WORK TO COMPLETE: Every record needs to be restated word for word.

SUPPLIED INFORMATION:
= Beginning of Section =
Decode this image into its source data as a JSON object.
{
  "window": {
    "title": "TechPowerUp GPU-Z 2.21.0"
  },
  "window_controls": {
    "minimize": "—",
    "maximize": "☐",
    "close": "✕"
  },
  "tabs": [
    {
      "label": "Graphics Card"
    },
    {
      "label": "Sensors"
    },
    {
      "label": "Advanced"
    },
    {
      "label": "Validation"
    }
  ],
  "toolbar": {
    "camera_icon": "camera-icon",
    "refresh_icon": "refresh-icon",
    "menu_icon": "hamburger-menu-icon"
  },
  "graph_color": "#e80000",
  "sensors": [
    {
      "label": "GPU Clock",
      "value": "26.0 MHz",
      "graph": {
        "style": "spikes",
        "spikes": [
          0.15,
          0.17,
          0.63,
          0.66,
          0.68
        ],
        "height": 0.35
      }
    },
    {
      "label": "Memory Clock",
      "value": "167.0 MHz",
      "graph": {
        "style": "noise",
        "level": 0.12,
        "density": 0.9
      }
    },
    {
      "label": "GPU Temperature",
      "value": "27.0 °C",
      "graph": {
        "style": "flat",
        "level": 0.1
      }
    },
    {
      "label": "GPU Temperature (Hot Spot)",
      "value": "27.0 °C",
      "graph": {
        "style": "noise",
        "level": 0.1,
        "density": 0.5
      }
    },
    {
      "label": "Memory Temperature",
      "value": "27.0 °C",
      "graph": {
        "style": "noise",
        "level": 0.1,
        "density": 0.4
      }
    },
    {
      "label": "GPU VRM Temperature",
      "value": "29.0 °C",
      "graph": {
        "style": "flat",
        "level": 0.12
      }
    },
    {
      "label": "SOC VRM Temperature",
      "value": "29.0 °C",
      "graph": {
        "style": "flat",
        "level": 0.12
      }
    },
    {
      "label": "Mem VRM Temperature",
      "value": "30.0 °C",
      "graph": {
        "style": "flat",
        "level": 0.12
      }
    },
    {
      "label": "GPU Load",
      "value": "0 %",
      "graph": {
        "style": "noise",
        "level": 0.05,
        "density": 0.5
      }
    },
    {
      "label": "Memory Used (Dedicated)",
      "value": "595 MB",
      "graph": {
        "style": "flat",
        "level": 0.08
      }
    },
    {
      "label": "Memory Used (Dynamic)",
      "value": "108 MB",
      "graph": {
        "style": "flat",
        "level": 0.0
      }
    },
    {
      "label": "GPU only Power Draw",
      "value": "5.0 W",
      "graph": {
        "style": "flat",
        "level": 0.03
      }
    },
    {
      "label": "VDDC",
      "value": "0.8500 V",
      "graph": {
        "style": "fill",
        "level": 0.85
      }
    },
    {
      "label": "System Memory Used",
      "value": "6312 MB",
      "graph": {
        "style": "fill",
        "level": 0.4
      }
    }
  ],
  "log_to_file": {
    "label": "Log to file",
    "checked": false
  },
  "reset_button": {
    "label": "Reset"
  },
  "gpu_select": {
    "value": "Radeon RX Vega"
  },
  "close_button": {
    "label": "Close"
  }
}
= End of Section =
ANSWER TO THIS EXERCISE:
Decode this image into its source data as a JSON object.
{
  "window": {
    "title": "TechPowerUp GPU-Z 2.21.0"
  },
  "window_controls": {
    "minimize": "—",
    "maximize": "☐",
    "close": "✕"
  },
  "tabs": [
    {
      "label": "Graphics Card"
    },
    {
      "label": "Sensors"
    },
    {
      "label": "Advanced"
    },
    {
      "label": "Validation"
    }
  ],
  "toolbar": {
    "camera_icon": "camera-icon",
    "refresh_icon": "refresh-icon",
    "menu_icon": "hamburger-menu-icon"
  },
  "graph_color": "#e80000",
  "sensors": [
    {
      "label": "GPU Clock",
      "value": "26.0 MHz",
      "graph": {
        "style": "spikes",
        "spikes": [
          0.15,
          0.17,
          0.63,
          0.66,
          0.68
        ],
        "height": 0.35
      }
    },
    {
      "label": "Memory Clock",
      "value": "167.0 MHz",
      "graph": {
        "style": "noise",
        "level": 0.12,
        "density": 0.9
      }
    },
    {
      "label": "GPU Temperature",
      "value": "27.0 °C",
      "graph": {
        "style": "flat",
        "level": 0.1
      }
    },
    {
      "label": "GPU Temperature (Hot Spot)",
      "value": "27.0 °C",
      "graph": {
        "style": "noise",
        "level": 0.1,
        "density": 0.5
      }
    },
    {
      "label": "Memory Temperature",
      "value": "27.0 °C",
      "graph": {
        "style": "noise",
        "level": 0.1,
        "density": 0.4
      }
    },
    {
      "label": "GPU VRM Temperature",
      "value": "29.0 °C",
      "graph": {
        "style": "flat",
        "level": 0.12
      }
    },
    {
      "label": "SOC VRM Temperature",
      "value": "29.0 °C",
      "graph": {
        "style": "flat",
        "level": 0.12
      }
    },
    {
      "label": "Mem VRM Temperature",
      "value": "30.0 °C",
      "graph": {
        "style": "flat",
        "level": 0.12
      }
    },
    {
      "label": "GPU Load",
      "value": "0 %",
      "graph": {
        "style": "noise",
        "level": 0.05,
        "density": 0.5
      }
    },
    {
      "label": "Memory Used (Dedicated)",
      "value": "595 MB",
      "graph": {
        "style": "flat",
        "level": 0.08
      }
    },
    {
      "label": "Memory Used (Dynamic)",
      "value": "108 MB",
      "graph": {
        "style": "flat",
        "level": 0.0
      }
    },
    {
      "label": "GPU only Power Draw",
      "value": "5.0 W",
      "graph": {
        "style": "flat",
        "level": 0.03
      }
    },
    {
      "label": "VDDC",
      "value": "0.8500 V",
      "graph": {
        "style": "fill",
        "level": 0.85
      }
    },
    {
      "label": "System Memory Used",
      "value": "6312 MB",
      "graph": {
        "style": "fill",
        "level": 0.4
      }
    }
  ],
  "log_to_file": {
    "label": "Log to file",
    "checked": false
  },
  "reset_button": {
    "label": "Reset"
  },
  "gpu_select": {
    "value": "Radeon RX Vega"
  },
  "close_button": {
    "label": "Close"
  }
}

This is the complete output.